At a traditional Taiwanese wedding banquet, friends, family, and guests of the newlywed couple enjoy exquisite dishes and delicious wine, while the sounds of a piano play in the background. Abruptly, the audience stops eating, drinking, and chatting. Everyone turns toward the band to listen to the music. Some people even start to hum and sing along.
The song that has caught everyone’s attention is Hold My Hand, a simple yet beautiful song from the early 1990s that touched Taiwanese people’s hearts when it was first released. The song’s lyrics depict a married couple’s persistence in facing life’s struggles, a theme that resonates with most people at the wedding banquet. As the pianist finishes his performance and walks off the stage, the audience are surprised to see he is not Taiwanese, admiring him for being able to express a traditional Taiwanese song in such an authentic way. The pianist is Martin Musaubach, an Argentinian immigrant who considers Taiwan his second home.
s with Gary
Martin Musaubach, called Musa by friends, was born in 1982 and grew up in La Plata, the capital of Buenos Aires Province.
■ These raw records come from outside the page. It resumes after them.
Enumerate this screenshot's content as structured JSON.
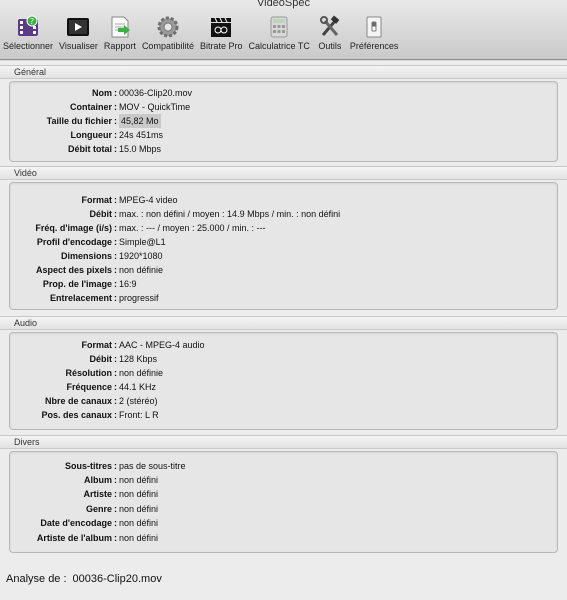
{
  "window": {
    "title": "VideoSpec"
  },
  "toolbar": [
    {
      "name": "selectionner-button",
      "icon": "film-icon",
      "label": "Sélectionner"
    },
    {
      "name": "visualiser-button",
      "icon": "play-icon",
      "label": "Visualiser"
    },
    {
      "name": "rapport-button",
      "icon": "report-icon",
      "label": "Rapport"
    },
    {
      "name": "compatibilite-button",
      "icon": "gear-icon",
      "label": "Compatibilité"
    },
    {
      "name": "bitrate-pro-button",
      "icon": "clapper-icon",
      "label": "Bitrate Pro"
    },
    {
      "name": "calculatrice-tc-button",
      "icon": "calculator-icon",
      "label": "Calculatrice TC"
    },
    {
      "name": "outils-button",
      "icon": "tools-icon",
      "label": "Outils"
    },
    {
      "name": "preferences-button",
      "icon": "switch-icon",
      "label": "Préférences"
    }
  ],
  "sections": {
    "general": {
      "title": "Général",
      "rows": [
        {
          "label": "Nom",
          "value": "00036-Clip20.mov"
        },
        {
          "label": "Container",
          "value": "MOV - QuickTime"
        },
        {
          "label": "Taille du fichier",
          "value": "45,82 Mo"
        },
        {
          "label": "Longueur",
          "value": "24s 451ms"
        },
        {
          "label": "Débit total",
          "value": "15.0 Mbps"
        }
      ]
    },
    "video": {
      "title": "Vidéo",
      "rows": [
        {
          "label": "Format",
          "value": "MPEG-4 video"
        },
        {
          "label": "Débit",
          "value": "max. : non défini / moyen : 14.9 Mbps / min. : non défini"
        },
        {
          "label": "Fréq. d'image (i/s)",
          "value": "max. : --- / moyen : 25.000 / min. : ---"
        },
        {
          "label": "Profil d'encodage",
          "value": "Simple@L1"
        },
        {
          "label": "Dimensions",
          "value": "1920*1080"
        },
        {
          "label": "Aspect des pixels",
          "value": "non définie"
        },
        {
          "label": "Prop. de l'image",
          "value": "16:9"
        },
        {
          "label": "Entrelacement",
          "value": "progressif"
        }
      ]
    },
    "audio": {
      "title": "Audio",
      "rows": [
        {
          "label": "Format",
          "value": "AAC - MPEG-4 audio"
        },
        {
          "label": "Débit",
          "value": "128 Kbps"
        },
        {
          "label": "Résolution",
          "value": "non définie"
        },
        {
          "label": "Fréquence",
          "value": "44.1 KHz"
        },
        {
          "label": "Nbre de canaux",
          "value": "2 (stéréo)"
        },
        {
          "label": "Pos. des canaux",
          "value": "Front: L R"
        }
      ]
    },
    "divers": {
      "title": "Divers",
      "rows": [
        {
          "label": "Sous-titres",
          "value": "pas de sous-titre"
        },
        {
          "label": "Album",
          "value": "non défini"
        },
        {
          "label": "Artiste",
          "value": "non défini"
        },
        {
          "label": "Genre",
          "value": "non défini"
        },
        {
          "label": "Date d'encodage",
          "value": "non défini"
        },
        {
          "label": "Artiste de l'album",
          "value": "non défini"
        }
      ]
    }
  },
  "footer": {
    "label": "Analyse de :",
    "filename": "00036-Clip20.mov"
  }
}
As a child, he received a small wooden piano toy as a gift from his grandmother and fell in love with the instrument immediately. Being from a lower-middle-class family, he did not have the resources to attend piano lessons consistently, so his musical training was often interrupted. “I never practiced, I just played and played. I had fun playing,” he said. For Musaubach, having fun is the only thing that’s important in music.
He learned music mostly by listening. At the age of 12, a teacher recommended that he join a blues band, whose other members were almost 10 years older. With the band, he was able to perfect his skills in keyboard playing. The band served as a pivot in his adolescent life, providing him with significant emotional support, especially during the time of his parents’ divorce. After graduating from high school, his father wanted him to study law. However, after trying for four months, he gave up the idea of becoming a lawyer and went back to La Plata to work and study at a college to become a music teacher.
In 2007, he entered a jazz band competition organized by a Hong Kong agency and won. He spent several years in the Greater China region, working as the band’s keyboard player. While touring and performing, he gained recognition and built a reputation for himself. In 2012, he met the renowned Taiwanese producer Michael Tu in Beijing, who invited him and his band to come to Taiwan to produce an album for a Taiwanese artist. Hence, he traveled to Taiwan and fell in love with its people and culture. Even though he had to overcome many obstacles, such as learning the language, getting used to the culture, and making a living, he still decided to settle in Taiwan. According to immigration law, he was required to make an investment and establish a business in Taiwan. Therefore, he founded the music production company 3690 Studio Ltd. in 2013. Due to the language barrier, cultural differences, and unfamiliarity with regulations, Musaubach had to rely on his Taiwanese friends for help. He also got significant assistance and advice from the National Innovation and Entrepreneurship Association with regard to setting up his company.
As a composer, arranger, performer, and teacher, Musaubach is very active in the music sector. He released his first album, titled 3690, in 2013 and his multi-award-winning second album All Kinds of Good in 2017, which attracted a large fan base and had a significant impact. Besides actively collaborating with other artists, he also frequently tours internationally, giving performances and participating in jazz festivals. Several projects in particular were dear to his heart. He recorded the album Kacalisiyan: Canción de la Cuesta together with indigenous tribes, combining South American music with traditional Taiwanese indigenous songs. He also worked with the indigenous singer Aljenljeng Tjaluvie (Abao) and collaborated with P.i.N to form a duo called Indigo Soul Children, releasing the eponymous album Indigo Soul Children.
After nine years working in Asia, mostly in Mandarin-speaking countries and especially in Taiwan, 2017 marked a turning point for Musaubach. He decided that it was time to give back to the society that had provided him with the freedom and stability to develop as an artist. Therefore, he wrote and established the Twentieth-Century Popular Music Course and started teaching the three-month-long music course to the public for free at Taipei Artist Village Cafe. Additionally, he also gave free jazz piano lessons to students in need. “I do not play and make music to become rich. I only take what is needed to take care of my family; the rest I gladly give back to society,” stated Musaubach.
Musaubach believes that education is the key to change the world, and in his own way, he is doing his part. “I am publishing a new, free book very soon, which I have been working on for almost three years and teaches students the importance of collaboration and how to make and produce popular music from scratch,” said Musaubach. For him, the act of delivering education free of charge can help make the world a better place and support local communities. Looking ahead, he intends to continue providing free education, collaborate with indie artists and bands, and promote local and indigenous music.